Jacob Polley

June 24, 2013

Jacob Polley

This is a poem by the British poet Jacob Polley, born in 1975. Its from his first collection The Brink, published by Picador in the UK.

I like his work, and I particularly wanted to include it here because you can find it in a really good book about poetry and poems by Ruth Padel, published in the UK by Chatto and Windus: The Poem and the Journey. Buy this book its worth the spend and worth the read.


My father kept a stove
with dogs legs
On a pink hearthstone.

One morning he climbed down the icy stairs
And spread his palms
On the blood-warm metal flanks.

He cranked open the iron doors,
like a black banks safe
but found no heat and ash heaped in its place.

He cracked grey whittled coals
released brief blue flames,
And knocked downy soot through the bars of the grate.

The ash-pan, softly loaded
and almost as wide as a doorway,
he carried like dynamite through the dark house,

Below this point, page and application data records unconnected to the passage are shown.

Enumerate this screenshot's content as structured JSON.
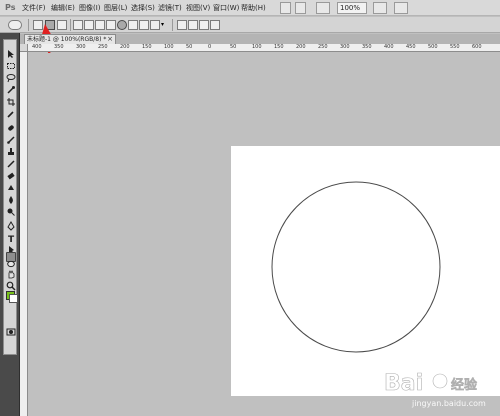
{
  "app": {
    "logo": "Ps"
  },
  "menubar": {
    "items": [
      "文件(F)",
      "编辑(E)",
      "图像(I)",
      "图层(L)",
      "选择(S)",
      "滤镜(T)",
      "视图(V)",
      "窗口(W)",
      "帮助(H)"
    ],
    "zoom": "100%"
  },
  "document": {
    "tab_title": "未标题-1 @ 100%(RGB/8) *",
    "tab_close": "×"
  },
  "ruler": {
    "labels": [
      "400",
      "350",
      "300",
      "250",
      "200",
      "150",
      "100",
      "50",
      "0",
      "50",
      "100",
      "150",
      "200",
      "250",
      "300",
      "350",
      "400",
      "450",
      "500",
      "550",
      "600"
    ]
  },
  "tools": {
    "active": "ellipse-tool",
    "foreground_color": "#77c21a",
    "background_color": "#ffffff"
  },
  "options": {
    "active_mode": "paths-mode"
  },
  "canvas": {
    "background": "#ffffff",
    "shape": "ellipse path"
  },
  "annotation": {
    "arrow_color": "#e02020"
  },
  "watermark": {
    "brand": "Bai",
    "brand_suffix": "经验",
    "url": "jingyan.baidu.com"
  }
}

his bright face blown with smuts.
At the back door
he slid the ash into a tin dustbin,

then snapped sticsk,
crumpled newspaper,
struck a match

and dipped it between the kindling.
Smoke unrolled, flames spread,
the rush of the stove eating air started up,

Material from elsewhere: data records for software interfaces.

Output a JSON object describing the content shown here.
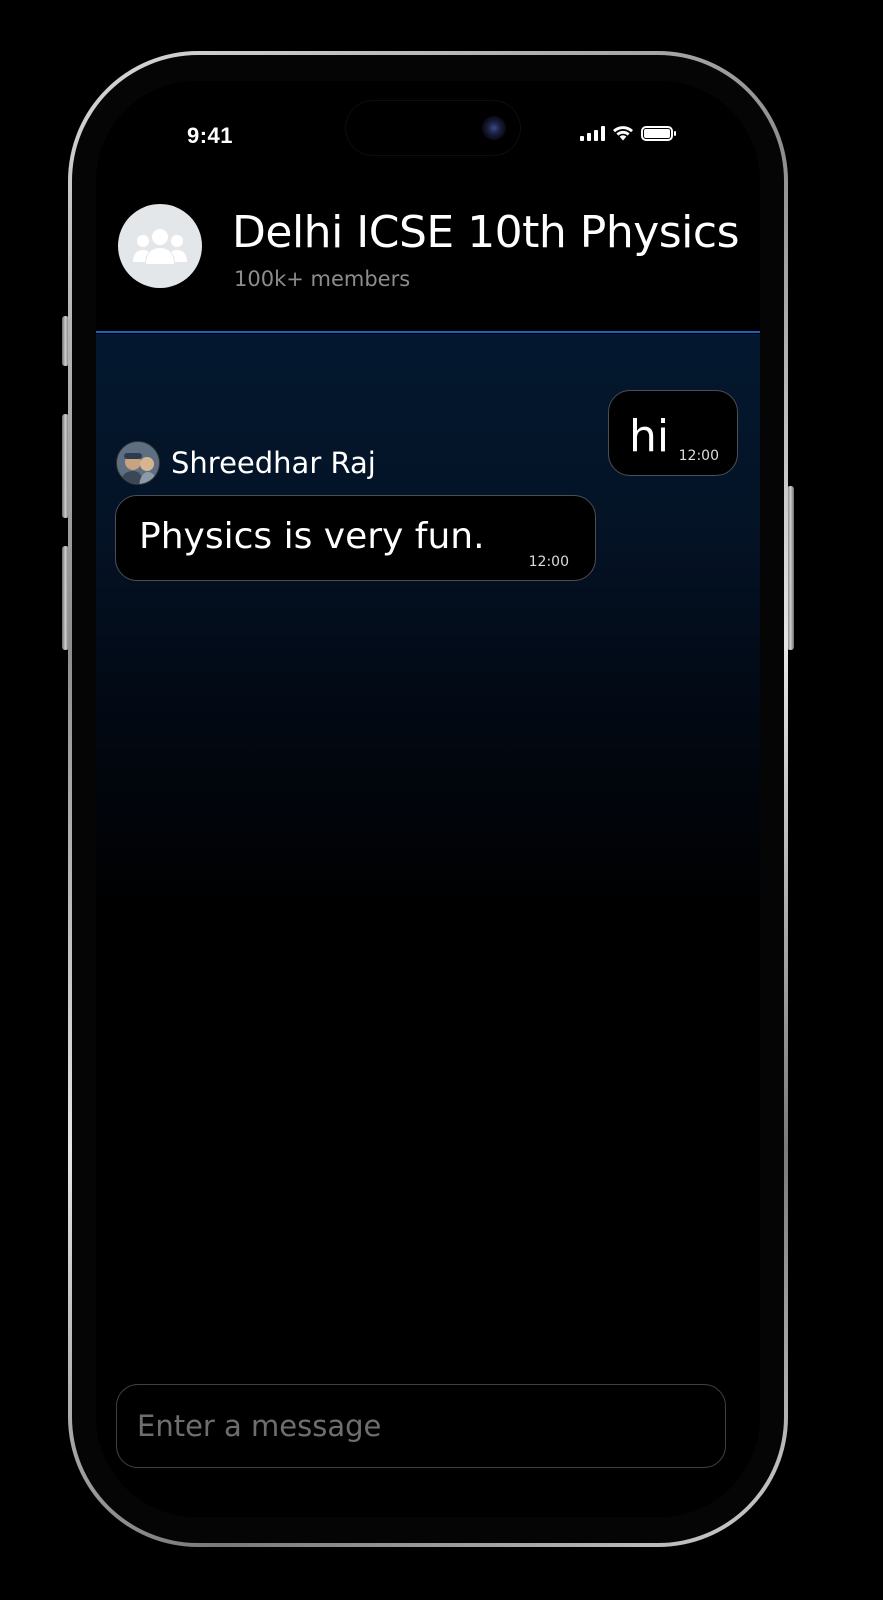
{
  "status_bar": {
    "time": "9:41"
  },
  "chat_header": {
    "title": "Delhi ICSE 10th Physics",
    "members": "100k+ members",
    "accent_color": "#1e5fbf"
  },
  "messages": [
    {
      "direction": "outgoing",
      "text": "hi",
      "time": "12:00"
    },
    {
      "direction": "incoming",
      "sender": "Shreedhar Raj",
      "text": "Physics is very fun.",
      "time": "12:00"
    }
  ],
  "composer": {
    "placeholder": "Enter a message"
  },
  "icons": {
    "group_avatar": "group-icon",
    "signal": "cellular-signal-icon",
    "wifi": "wifi-icon",
    "battery": "battery-icon"
  }
}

and my father would shake on rocks
from an old coal hod
and swing the doors shut.

But this time
he took a book, broke its spine
and slung that instead:

his diaries
year by year
purred as their pages burned,

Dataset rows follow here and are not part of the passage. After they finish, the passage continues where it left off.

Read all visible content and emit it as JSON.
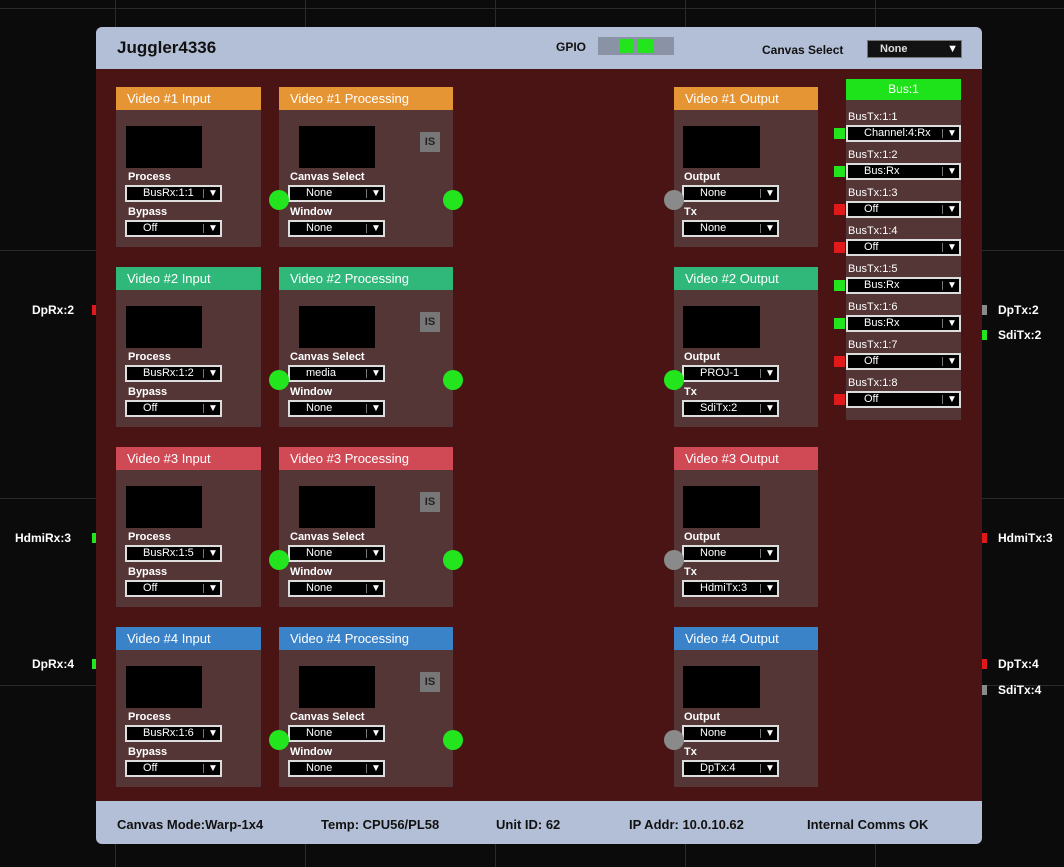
{
  "device": {
    "title": "Juggler4336"
  },
  "gpio": {
    "label": "GPIO",
    "leds": [
      "#8a93a6",
      "#22e51e",
      "#22e51e",
      "#8a93a6"
    ]
  },
  "canvas_select": {
    "label": "Canvas Select",
    "value": "None"
  },
  "videos": [
    {
      "color": "#e69535",
      "input": {
        "title": "Video #1 Input",
        "process_label": "Process",
        "process_value": "BusRx:1:1",
        "bypass_label": "Bypass",
        "bypass_value": "Off"
      },
      "processing": {
        "title": "Video #1 Processing",
        "is_label": "IS",
        "canvas_label": "Canvas Select",
        "canvas_value": "None",
        "window_label": "Window",
        "window_value": "None",
        "in_dot": "green",
        "out_dot": "green"
      },
      "output": {
        "title": "Video #1 Output",
        "output_label": "Output",
        "output_value": "None",
        "tx_label": "Tx",
        "tx_value": "None",
        "dot": "gray"
      }
    },
    {
      "color": "#2fb87a",
      "input": {
        "title": "Video #2 Input",
        "process_label": "Process",
        "process_value": "BusRx:1:2",
        "bypass_label": "Bypass",
        "bypass_value": "Off"
      },
      "processing": {
        "title": "Video #2 Processing",
        "is_label": "IS",
        "canvas_label": "Canvas Select",
        "canvas_value": "media",
        "window_label": "Window",
        "window_value": "None",
        "in_dot": "green",
        "out_dot": "green"
      },
      "output": {
        "title": "Video #2 Output",
        "output_label": "Output",
        "output_value": "PROJ-1",
        "tx_label": "Tx",
        "tx_value": "SdiTx:2",
        "dot": "green"
      }
    },
    {
      "color": "#d04a56",
      "input": {
        "title": "Video #3 Input",
        "process_label": "Process",
        "process_value": "BusRx:1:5",
        "bypass_label": "Bypass",
        "bypass_value": "Off"
      },
      "processing": {
        "title": "Video #3 Processing",
        "is_label": "IS",
        "canvas_label": "Canvas Select",
        "canvas_value": "None",
        "window_label": "Window",
        "window_value": "None",
        "in_dot": "green",
        "out_dot": "green"
      },
      "output": {
        "title": "Video #3 Output",
        "output_label": "Output",
        "output_value": "None",
        "tx_label": "Tx",
        "tx_value": "HdmiTx:3",
        "dot": "gray"
      }
    },
    {
      "color": "#3b83c8",
      "input": {
        "title": "Video #4 Input",
        "process_label": "Process",
        "process_value": "BusRx:1:6",
        "bypass_label": "Bypass",
        "bypass_value": "Off"
      },
      "processing": {
        "title": "Video #4 Processing",
        "is_label": "IS",
        "canvas_label": "Canvas Select",
        "canvas_value": "None",
        "window_label": "Window",
        "window_value": "None",
        "in_dot": "green",
        "out_dot": "green"
      },
      "output": {
        "title": "Video #4 Output",
        "output_label": "Output",
        "output_value": "None",
        "tx_label": "Tx",
        "tx_value": "DpTx:4",
        "dot": "gray"
      }
    }
  ],
  "bus": {
    "title": "Bus:1",
    "channels": [
      {
        "label": "BusTx:1:1",
        "value": "Channel:4:Rx",
        "led": "#22e51e"
      },
      {
        "label": "BusTx:1:2",
        "value": "Bus:Rx",
        "led": "#22e51e"
      },
      {
        "label": "BusTx:1:3",
        "value": "Off",
        "led": "#e01a1a"
      },
      {
        "label": "BusTx:1:4",
        "value": "Off",
        "led": "#e01a1a"
      },
      {
        "label": "BusTx:1:5",
        "value": "Bus:Rx",
        "led": "#22e51e"
      },
      {
        "label": "BusTx:1:6",
        "value": "Bus:Rx",
        "led": "#22e51e"
      },
      {
        "label": "BusTx:1:7",
        "value": "Off",
        "led": "#e01a1a"
      },
      {
        "label": "BusTx:1:8",
        "value": "Off",
        "led": "#e01a1a"
      }
    ]
  },
  "external_inputs": [
    {
      "label": "DpRx:2",
      "led": "#e01a1a"
    },
    {
      "label": "HdmiRx:3",
      "led": "#22e51e"
    },
    {
      "label": "DpRx:4",
      "led": "#22e51e"
    }
  ],
  "external_outputs": [
    {
      "label": "DpTx:2",
      "led": "#8a8a8a"
    },
    {
      "label": "SdiTx:2",
      "led": "#22e51e"
    },
    {
      "label": "HdmiTx:3",
      "led": "#e01a1a"
    },
    {
      "label": "DpTx:4",
      "led": "#e01a1a"
    },
    {
      "label": "SdiTx:4",
      "led": "#8a8a8a"
    }
  ],
  "status": {
    "canvas_mode": "Canvas Mode:Warp-1x4",
    "temp": "Temp: CPU56/PL58",
    "unit_id": "Unit ID: 62",
    "ip_addr": "IP Addr: 10.0.10.62",
    "comms": "Internal Comms OK"
  }
}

their leather boards shifted, popped
and fell apart.
Soon I would arrive,

pulled from under my mothers heart,
and grow to watch my father
break the charred crossbeam of a bird from the flue.

wondering if I too
had hung in darkness and smoke,
looking up at the light let down her throat
whenever my mother sang or spoke.